The problem is that not many people have thought through the full consequences of this business model. I certainly hadn’t until I heard Shoshana Zuboff, of Harvard Business School, speak at the Elevate Festival.
Shoshana directs her analysis at Google, but the same applies to Facebook. She sees a new form of capitalism emerging, which she calls “surveillance capitalism”. This new form of economics is distinguished from the old forms in two ways:
- Surveillance capitalism does not need the people as employees. Facebook has nearly 1.5 billion users (as of August 2015), but employs less than 11,000 people (as of June 2015). That’s one employee for every 136,000 users.
- Surveillance capitalism does not need the people as customers. Facebook makes its money from selling data to other businesses: advertising makes up around 90% of its annual revenue, which was $12.4 billion in 2014.
If surveillance capitalism doesn’t need the people as either employees or customers, then what do these companies need us for? As we all know: product.
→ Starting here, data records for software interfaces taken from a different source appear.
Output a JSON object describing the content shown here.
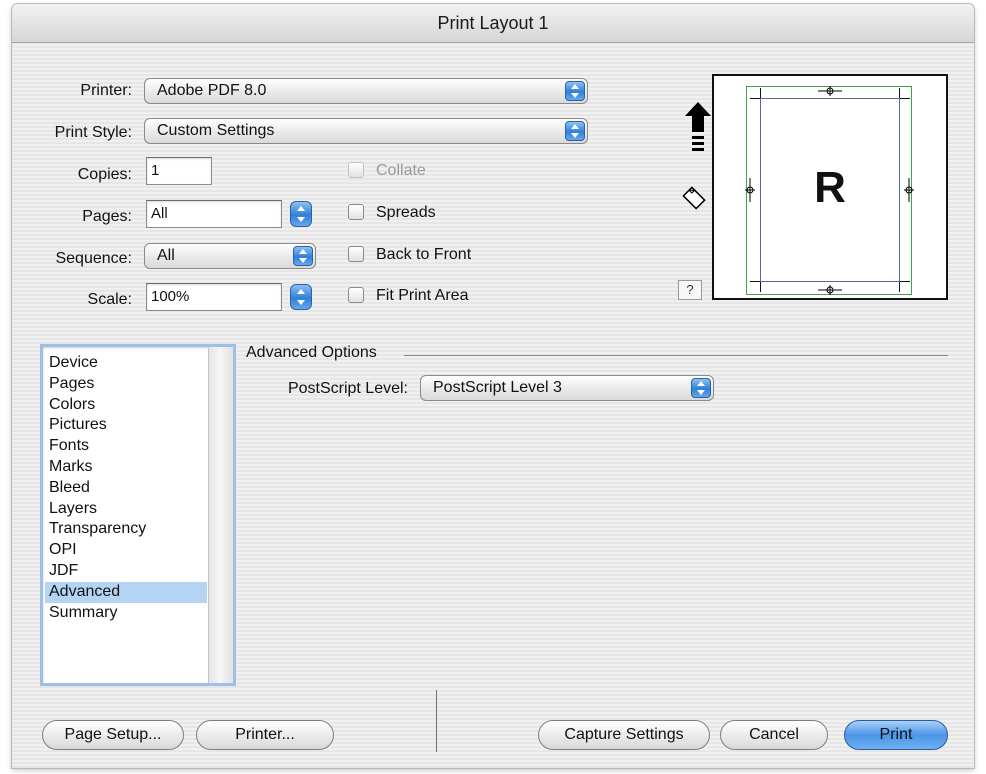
{
  "window": {
    "title": "Print Layout 1"
  },
  "form": {
    "printer": {
      "label": "Printer:",
      "value": "Adobe PDF 8.0"
    },
    "print_style": {
      "label": "Print Style:",
      "value": "Custom Settings"
    },
    "copies": {
      "label": "Copies:",
      "value": "1"
    },
    "pages": {
      "label": "Pages:",
      "value": "All"
    },
    "sequence": {
      "label": "Sequence:",
      "value": "All"
    },
    "scale": {
      "label": "Scale:",
      "value": "100%"
    }
  },
  "checkboxes": {
    "collate": {
      "label": "Collate",
      "checked": false,
      "enabled": false
    },
    "spreads": {
      "label": "Spreads",
      "checked": false,
      "enabled": true
    },
    "back_to_front": {
      "label": "Back to Front",
      "checked": false,
      "enabled": true
    },
    "fit_print_area": {
      "label": "Fit Print Area",
      "checked": false,
      "enabled": true
    }
  },
  "preview": {
    "page_letter": "R",
    "help_label": "?"
  },
  "categories": {
    "items": [
      "Device",
      "Pages",
      "Colors",
      "Pictures",
      "Fonts",
      "Marks",
      "Bleed",
      "Layers",
      "Transparency",
      "OPI",
      "JDF",
      "Advanced",
      "Summary"
    ],
    "selected": "Advanced"
  },
  "advanced": {
    "group_title": "Advanced Options",
    "postscript_level": {
      "label": "PostScript Level:",
      "value": "PostScript Level 3"
    }
  },
  "buttons": {
    "page_setup": "Page Setup...",
    "printer": "Printer...",
    "capture_settings": "Capture Settings",
    "cancel": "Cancel",
    "print": "Print"
  },
  "colors": {
    "accent": "#2f7fd9",
    "selection": "#b5d3f3",
    "sheet_margin": "#3aa845",
    "sheet_content": "#5b63a8"
  }
}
But the problem goes deeper. If surveillance capitalism doesn’t need us as either employees or customers, then the people have no control over what these companies do. We can’t withdraw our labour or withdraw our custom. As Facebook pursues its ambition of becoming more and more tightly integrated with the running of our societies, this has serious consequences for democracy.
Why do any of us use Facebook?
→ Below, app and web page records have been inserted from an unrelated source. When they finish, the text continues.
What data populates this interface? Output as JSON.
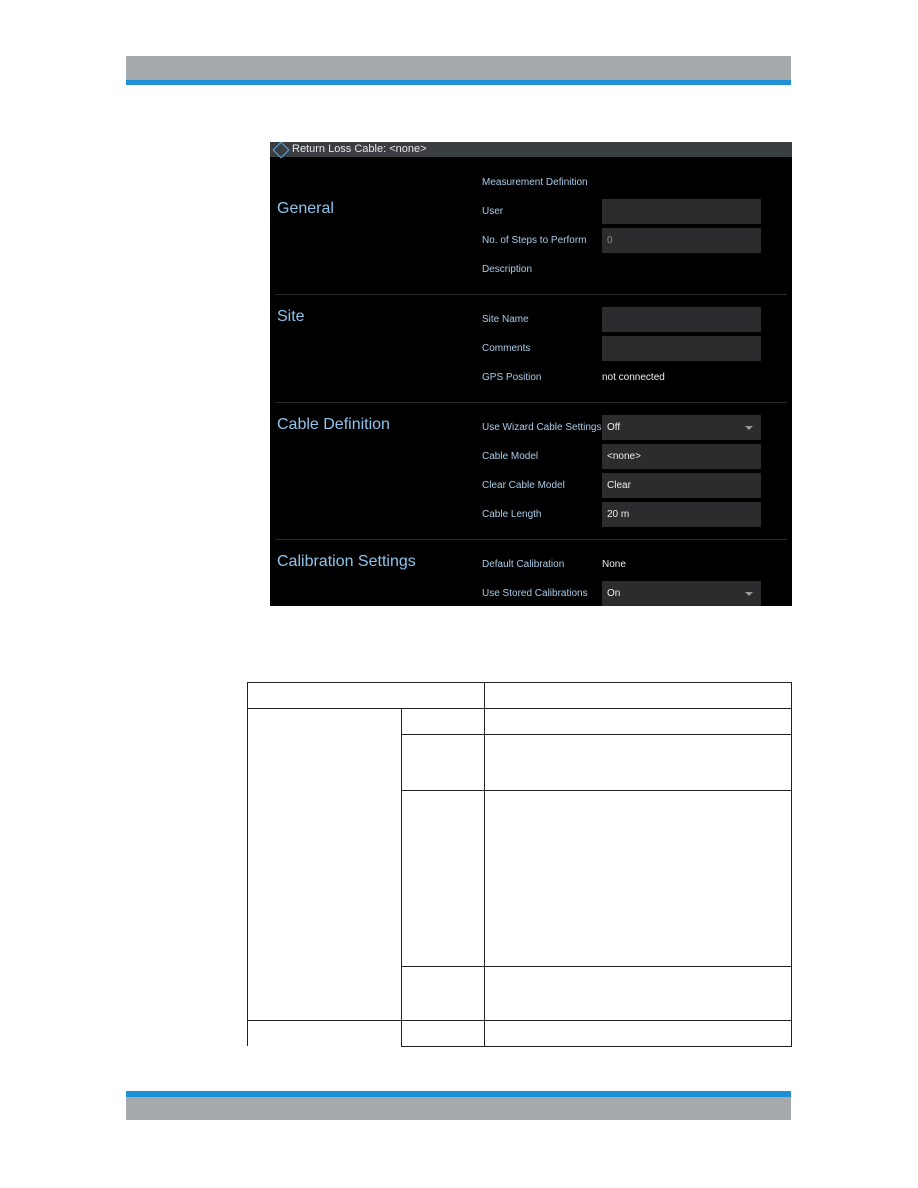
{
  "colors": {
    "band_gray": "#a7aaad",
    "band_blue": "#1e90d6",
    "panel_bg": "#000000",
    "heading": "#8fc4ec"
  },
  "dialog": {
    "title": "Return Loss  Cable: <none>",
    "icon": "rohde-schwarz-diamond-icon",
    "sections": {
      "general": {
        "heading": "General",
        "measurement_definition": "Measurement Definition",
        "user_label": "User",
        "user_value": "",
        "steps_label": "No. of Steps to Perform",
        "steps_value": "0",
        "description_label": "Description"
      },
      "site": {
        "heading": "Site",
        "site_name_label": "Site Name",
        "site_name_value": "",
        "comments_label": "Comments",
        "comments_value": "",
        "gps_label": "GPS Position",
        "gps_value": "not connected"
      },
      "cable": {
        "heading": "Cable Definition",
        "wizard_label": "Use Wizard Cable Settings",
        "wizard_value": "Off",
        "model_label": "Cable Model",
        "model_value": "<none>",
        "clear_label": "Clear Cable Model",
        "clear_button": "Clear",
        "length_label": "Cable Length",
        "length_value": "20 m"
      },
      "calibration": {
        "heading": "Calibration Settings",
        "default_label": "Default Calibration",
        "default_value": "None",
        "stored_label": "Use Stored Calibrations",
        "stored_value": "On"
      }
    }
  }
}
However, I’m going to turn a blind eye to that doomsday scenario, partially because it makes me feel sick to think we’re sleepwalking into a future where Mark Zuckerberg can, on a whim, command an army of billions, and partially because it’s not why I quit Facebook.
Facebook is distracting. We pay a high price for social media. We don’t just hand over our personal data, we hand over a large dollop of our daily attention and focus. I used to scroll around Facebook, liking all the things my friends had done and getting little bursts of dopamine in return whenever anyone liked something I’d posted. Then I’d realise that a hour had passed and I still hadn’t written anything or done anything meaningful.
That attention and focus is limited. Every minute we spend attending to something on Facebook is a minute we can’t use to focus on our work, our garden or a good meal.
First of all, I used a technique I called Facebook Zen to clear my News Feed. For a few months, it was bliss: total silence. Then I started to wonder why I was on Facebook at all. Couldn’t I get everything I needed from the world? So I quit.
The most shocking thing was that I didn’t miss Facebook for a moment. I had been expecting some cold turkey horrific withdrawal symptoms. But all I felt was a little part of my brain that I hadn’t realised had been constantly thinking about Facebook was no longer thinking about Facebook. I had freed up roughly 1% of my brain’s bandwidth to work on a knotty problem, dream up a new book idea or notice the passing smell of jasmine.
I was liberated.
Two Years Later…
I still don’t miss Facebook.
I have, however, noticed that Facebook is increasingly becoming the main driver of content on the web. Facebook have the advantage over Google in that people will always prefer a friend’s recommendation over an anonymous search result. While at the moment Google is slightly better at precise searches for information, Facebook will triumph in the long term because of its social element.
Furthermore, as the whole world, every person and every business becomes embedded in their social graph, the internet could effectively cease to exist outside the four walls of Facebook. This is a bit frightening, isn’t it?
Thanks for reading. Now… Follow me on Twitter! That’s a joke (it’s not). Twitter is, in some ways, the social media of positive constraints: only 140 characters. I’d love to hear your stories of Facebook disconnection.